One possibility would be for me to get picked up by a more mainstream American publication, whose woke editors could then comb through my work, find something offensive I said 15 years ago, and bang-o, instant cancellation. That’s what happened to conservative writer Kevin Williamson, who was hired by the Atlantic and then fired less than a month later. But right now there just aren’t any takers; even Jezebel won’t take me on. It seems that if I’m going to get canceled, I’ll need to manufacture a scandal on my own. This seems, at any rate, like the American thing to do. In this land of rugged individualism, we need to be entrepreneurs of our own micro aggressions. The last thing we want is to start outsourcing our braindead moral panics to other countries.

To begin my self-cancellation, I decide to try a dry run on my Spectator editor, Freddy Gray, who lives in the UK. I type up a text to him: ‘There are only two genders.’ Then, deciding that’s too extreme, I change ‘two’ to ‘14’ and press send. His response: ‘You know it’s three in the morning over here, right?’ He refuses even to screenshot my text and tweet it at the Huffington Post with a GIF attached of Tina Fey rolling her eyes. Instead he says something offensive about the Scottish and begs off.

Hope springs for my auto-cancellation the next morning. Making my breakfast, I realize I may as well be at a neo-Nazi rally. My coffeemaker is manufactured by a company called Mr Coffee, which outrageously assumes the gender of millions of plastic filtration baskets. My maple syrup is Aunt Jemima brand, which canceled itself last summer for featuring an African American woman on its bottles. My butter is Land O’Lakes, whose logo was once an Indian maiden. Only my cereal, Lucky Charms, is not yet known to have received any complaints. I arrange all these items on my table, take a picture, post it on Instagram and generally undermine civilization as we know it. Yet my friends refuse to bite. One bigot replies, ‘You should make English muffins too!’

Feeling dejected, I decide after lunch to head down to my local bar. Maybe a few drinks will spur me to do something truly transgressive, like watch The Muppet Show with the windows open. I sit down at the counter and order a Sam Adams, one of my favorite beers, only to realize I’m quaffing the nectar of a cisgendered white man who appropriated Native American culture to throw British tea into a harbor. My eyes are then drawn to the draft spouts and I recoil in horror. Raging Bitch IPA. Golden Monkey Ale. Union Jack IPA. A glance at the liquors reveals more terrors: a Redbreast 12-year, as well as a handle of Beefeater, which must be offensive in some way.

And then I look out the window and Wagner’s ‘Ride of the Valkyries’ crashes in my head. A child is walking past with a Harry Potter book under her arm.

And that’s just it right there. Try though they might, they can’t cancel us all. America’s two most innate tendencies, capitalism and moral panic, have been pitted against each other — and while the fight is still on, while the latter has in some ways commandeered the former, capitalism seems destined to triumph in the end.
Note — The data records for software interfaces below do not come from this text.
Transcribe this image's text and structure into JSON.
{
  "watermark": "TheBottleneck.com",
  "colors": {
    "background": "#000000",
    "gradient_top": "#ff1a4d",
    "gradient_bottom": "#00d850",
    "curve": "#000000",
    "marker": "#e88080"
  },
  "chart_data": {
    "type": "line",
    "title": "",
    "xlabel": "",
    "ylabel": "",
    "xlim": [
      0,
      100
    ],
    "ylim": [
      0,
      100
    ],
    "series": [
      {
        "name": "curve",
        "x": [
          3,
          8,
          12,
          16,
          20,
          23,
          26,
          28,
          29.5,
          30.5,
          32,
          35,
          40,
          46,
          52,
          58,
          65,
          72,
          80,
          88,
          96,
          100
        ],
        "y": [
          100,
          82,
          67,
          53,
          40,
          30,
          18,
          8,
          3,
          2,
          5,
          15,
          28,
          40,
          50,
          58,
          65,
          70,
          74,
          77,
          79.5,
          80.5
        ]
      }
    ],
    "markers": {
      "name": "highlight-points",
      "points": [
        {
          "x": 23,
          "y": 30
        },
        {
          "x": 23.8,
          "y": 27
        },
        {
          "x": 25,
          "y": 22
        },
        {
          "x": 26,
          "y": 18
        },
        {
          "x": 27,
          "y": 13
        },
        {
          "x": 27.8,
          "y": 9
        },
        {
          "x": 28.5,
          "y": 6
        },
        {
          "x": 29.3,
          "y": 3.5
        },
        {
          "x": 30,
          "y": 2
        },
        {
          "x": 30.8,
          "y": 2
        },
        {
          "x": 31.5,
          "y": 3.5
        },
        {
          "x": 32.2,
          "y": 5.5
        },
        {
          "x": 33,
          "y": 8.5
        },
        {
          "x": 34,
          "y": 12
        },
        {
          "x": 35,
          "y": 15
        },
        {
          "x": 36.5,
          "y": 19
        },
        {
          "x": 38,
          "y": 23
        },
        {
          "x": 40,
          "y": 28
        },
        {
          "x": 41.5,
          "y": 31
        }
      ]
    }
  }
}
There’s simply too much culture, too much product, to erase everything that doesn’t measure up to some capricious pencil mark. Cancel culture is real and it poses a threat to free expression. But it’s also largely the bailiwick of sad Twitter activists, intersecting with the real world less often than we think. And even when it does, there will always be those who love nothing more than to poke a thumb in the eyes of the dreary and the literal-minded.

As I walk home, I gloomily admit that I’ll probably never be canceled. Time for Plan B: trying to get an ‘environmental justice grant’ from the stimulus package.

This article was originally published in The Spectator’s April 2021 US edition.